Businesses operating in New York state should be concerned about the potential impact of proposed legislation now under consideration in the New York legislature.
The so-called Consumer and Small Business Protection Act (CSPA) would amend Section 349 of New York’s General Business Law, resulting in a vast expansion of legal liability for businesses operating in the Empire State.
Here are several provisions that could be problematic for businesses:
Expanded Prohibition on any “Unfair” or “Abusive” Acts
The CSPA would revise Section 349 of New York’s General Business Law, which currently prohibits only deceptive acts and practices, to prohibit “unfair, deceptive, or abusive” acts or practices. The proposed definitions of “unfair” and “abusive” acts are intentionally broad — the legislative findings state that the intent is to cover those “unscrupulous business practices” that are not deceptive but are otherwise unfair and abusive.
This means that despite having accurate representations to consumers, businesses may still face risk based on how they otherwise engage with the consumer. For example, businesses that engage in actions that “take unreasonable advantage” of a person’s lack of understanding of the risks, costs, or conditions of a product or service or of a person’s inability to protect their interests in using a product or service could be at risk of an enforcement action and/or litigation.
Nonprofit Suits Based on Test Purchases
The CSPA would allow third parties and organizations with the power to bring a class action suit on behalf of others similarly situated to bring suit. Significantly, a nonprofit organization could bring a test suit on behalf of the general public if it purchases or receives goods or services in order to evaluate their “qualities pertaining to use for personal, household, or family purposes.” Businesses could expect to face an uptick in lawsuits prompted by these test purchases, which, unlike consumer-complaint-driven lawsuits, may develop without any canary in the coal mine-type warnings.
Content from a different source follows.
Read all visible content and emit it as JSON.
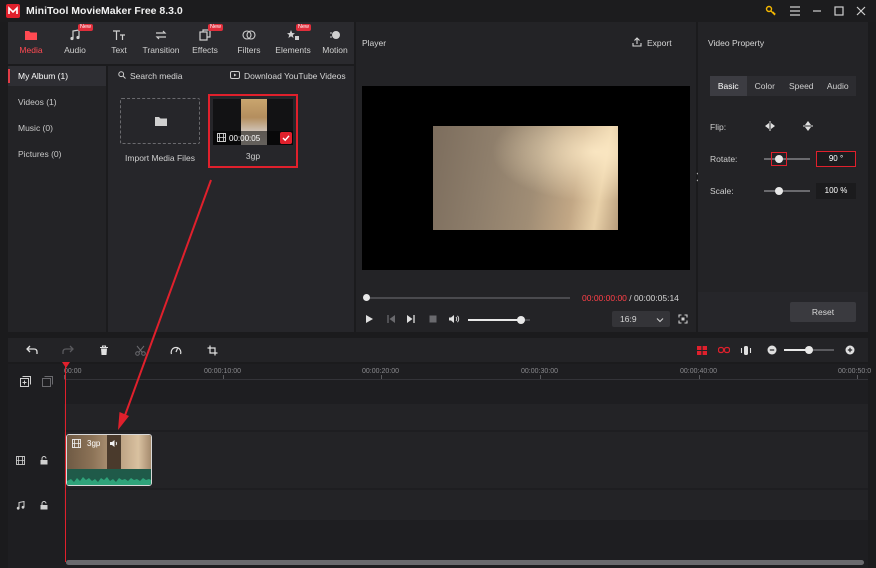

Business Disputes Without Consumer Impact Would Face Exposure
Currently, only business activities that are consumer-oriented or have a public impact are exposed to risk under Section 349. If these new bills are enacted into law, they will extend liability to cover business disputes with no consumer impact, expanding the scope of the legislation beyond violations that involve a sale of a good, service, or property for personal, family, or household purposes.
Private Plaintiffs Incentivized With Increased Damages, Attorneys’ Fees
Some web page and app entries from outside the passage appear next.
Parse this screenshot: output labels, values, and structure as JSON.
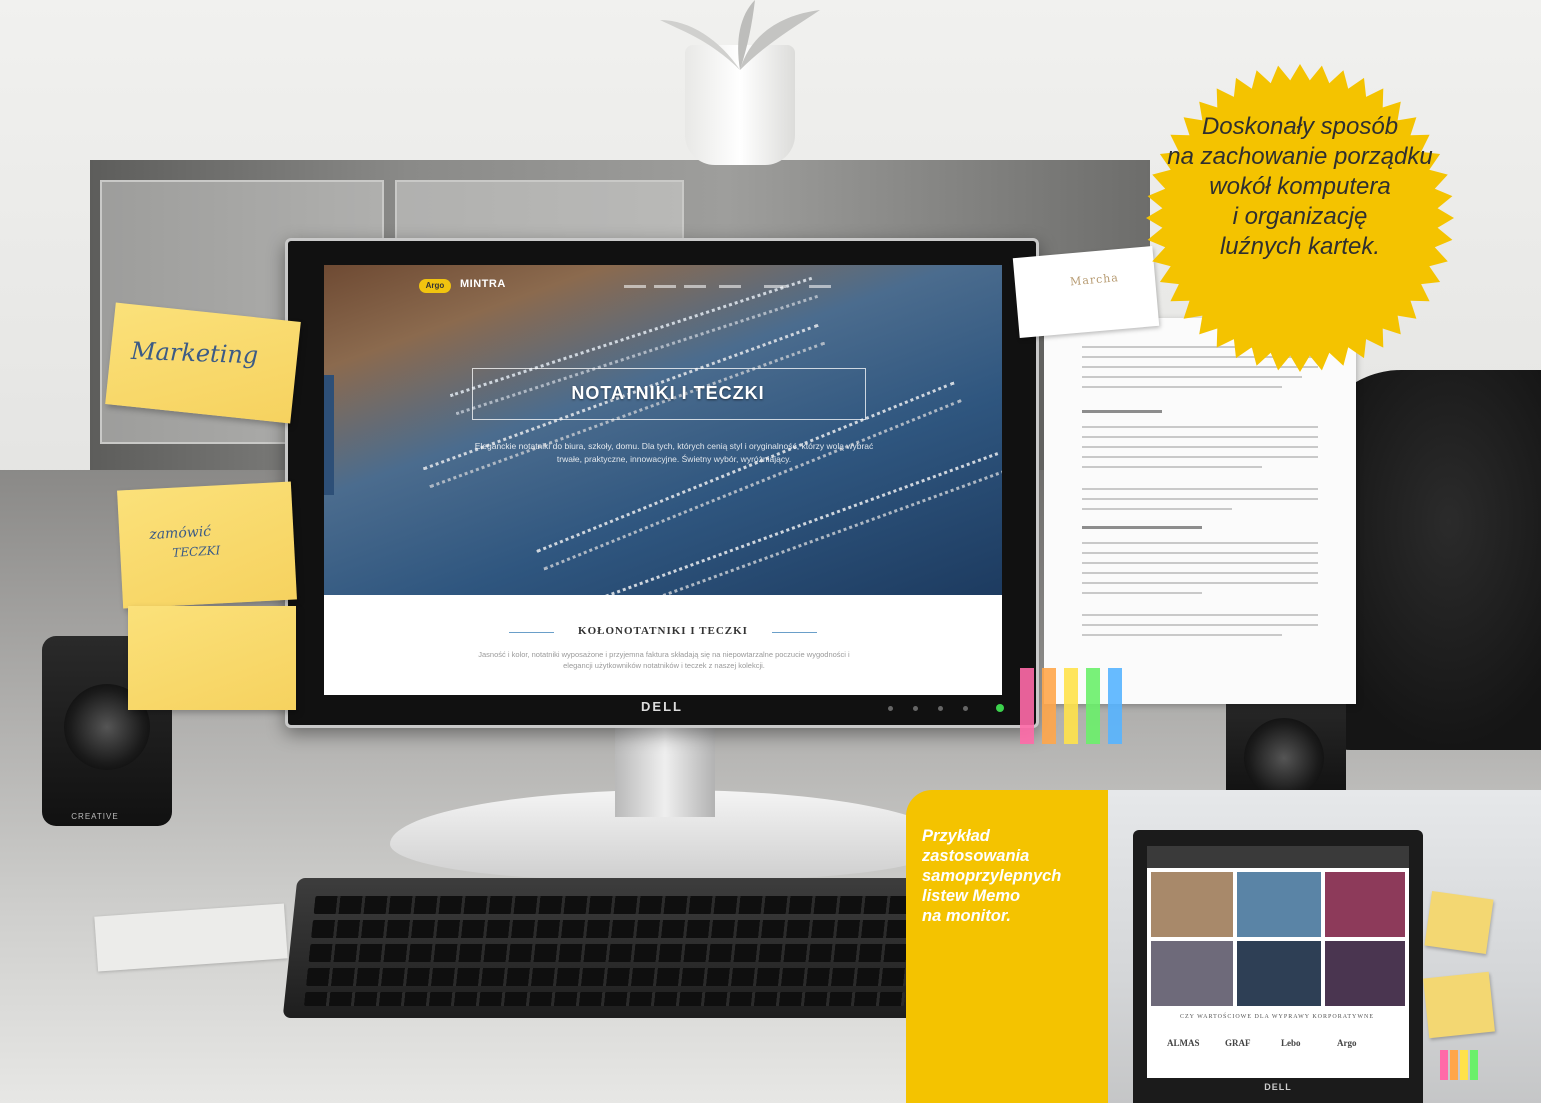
{
  "headline": {
    "lines": [
      "Doskonały sposób",
      "na zachowanie porządku",
      "wokół komputera",
      "i organizację",
      "luźnych kartek."
    ]
  },
  "caption": {
    "lines": [
      "Przykład",
      "zastosowania",
      "samoprzylepnych",
      "listew Memo",
      "na monitor."
    ]
  },
  "sticky_notes": {
    "top": "Marketing",
    "middle_line1": "zamówić",
    "middle_line2": "TECZKI"
  },
  "website": {
    "logo_badge": "Argo",
    "logo_text": "MINTRA",
    "hero_title": "NOTATNIKI I TECZKI",
    "hero_subtitle_line1": "Eleganckie notatniki do biura, szkoły, domu. Dla tych, których cenią styl i oryginalność, którzy wolą wybrać",
    "hero_subtitle_line2": "trwałe, praktyczne, innowacyjne. Świetny wybór, wyróżniający.",
    "section_title": "KOŁONOTATNIKI I TECZKI",
    "section_text_line1": "Jasność i kolor, notatniki wyposażone i przyjemna faktura składają się na niepowtarzalne poczucie wygodności i",
    "section_text_line2": "elegancji użytkowników notatników i teczek z naszej kolekcji."
  },
  "monitor": {
    "brand": "DELL"
  },
  "business_card": {
    "text": "Marcha"
  },
  "speaker": {
    "brand": "CREATIVE"
  },
  "mini_screen": {
    "caption": "CZY WARTOŚCIOWE DLA WYPRAWY KORPORATYWNE",
    "logos": [
      "ALMAS",
      "GRAF",
      "Lebo",
      "Argo"
    ],
    "brand": "DELL"
  },
  "colors": {
    "accent_yellow": "#f4c300",
    "sticky_yellow": "#f6d25f",
    "memo_tabs": [
      "#ff6aa8",
      "#ffa64a",
      "#ffe24a",
      "#6af06a",
      "#56b4ff"
    ]
  }
}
In an effort to further deter unlawful behavior, the new legislation will allow private plaintiffs to seek statutory damages of $1,000 per violation, as well as actual damages, and mandate an award of attorneys’ fees to prevailing plaintiffs. It will also authorize class action suits.
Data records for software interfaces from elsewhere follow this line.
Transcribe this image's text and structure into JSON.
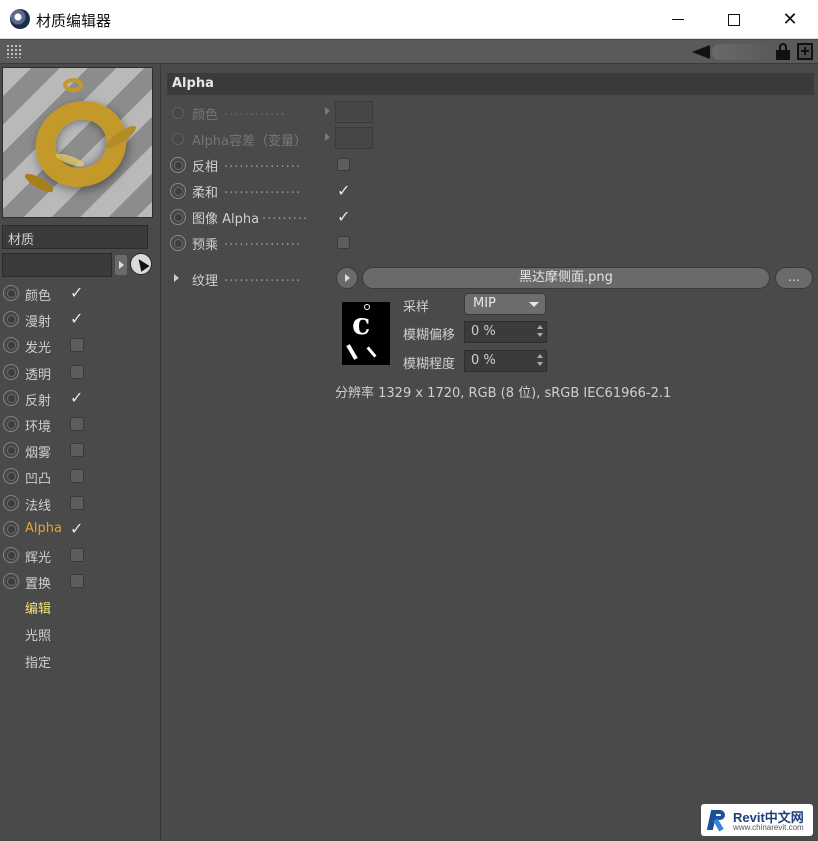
{
  "window": {
    "title": "材质编辑器",
    "minimize_icon": "minimize-icon",
    "maximize_icon": "maximize-icon",
    "close_glyph": "✕"
  },
  "material": {
    "name": "材质"
  },
  "channels": [
    {
      "label": "颜色",
      "checked": true,
      "active": false
    },
    {
      "label": "漫射",
      "checked": true,
      "active": false
    },
    {
      "label": "发光",
      "checked": false,
      "active": false
    },
    {
      "label": "透明",
      "checked": false,
      "active": false
    },
    {
      "label": "反射",
      "checked": true,
      "active": false
    },
    {
      "label": "环境",
      "checked": false,
      "active": false
    },
    {
      "label": "烟雾",
      "checked": false,
      "active": false
    },
    {
      "label": "凹凸",
      "checked": false,
      "active": false
    },
    {
      "label": "法线",
      "checked": false,
      "active": false
    },
    {
      "label": "Alpha",
      "checked": true,
      "active": true
    },
    {
      "label": "辉光",
      "checked": false,
      "active": false
    },
    {
      "label": "置换",
      "checked": false,
      "active": false
    }
  ],
  "menu_links": [
    {
      "label": "编辑",
      "active": true
    },
    {
      "label": "光照",
      "active": false
    },
    {
      "label": "指定",
      "active": false
    }
  ],
  "alpha": {
    "header": "Alpha",
    "props": [
      {
        "label": "颜色",
        "dots": "............",
        "kind": "swatch",
        "dim": true
      },
      {
        "label": "Alpha容差（变量）",
        "dots": "",
        "kind": "swatch",
        "dim": true
      },
      {
        "label": "反相",
        "dots": "...............",
        "kind": "check",
        "checked": false
      },
      {
        "label": "柔和",
        "dots": "...............",
        "kind": "check",
        "checked": true
      },
      {
        "label": "图像 Alpha",
        "dots": ".........",
        "kind": "check",
        "checked": true
      },
      {
        "label": "预乘",
        "dots": "...............",
        "kind": "check",
        "checked": false
      }
    ],
    "texture": {
      "label": "纹理",
      "dots": "...............",
      "file": "黑达摩侧面.png",
      "browse_label": "..."
    },
    "sampling": {
      "label": "采样",
      "value": "MIP"
    },
    "blur_offset": {
      "label": "模糊偏移",
      "value": "0 %"
    },
    "blur_scale": {
      "label": "模糊程度",
      "value": "0 %"
    },
    "resolution": "分辨率 1329 x 1720, RGB (8 位), sRGB IEC61966-2.1"
  },
  "check_glyph": "✓",
  "watermark": {
    "brand": "Revit中文网",
    "url": "www.chinarevit.com"
  }
}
Should the bills pass, they will almost certainly spark a flurry of litigation given the expanded liability they create, the increased number of plaintiffs and defendants who will be subject to the proposed legislation, and the greater incentive offered by the enhanced remedies.
The legislation is found in Senate Bill 795 (Comrie) and Assembly Bill 7138 (Weinstein). Both bills were in committee when the legislature adjourned earlier this month. The Assembly has reconvened, and the Senate is expected to reconvene this summer. If the bills are not enacted this summer, they will be deferred to the next legislative session, set to begin in January 2024.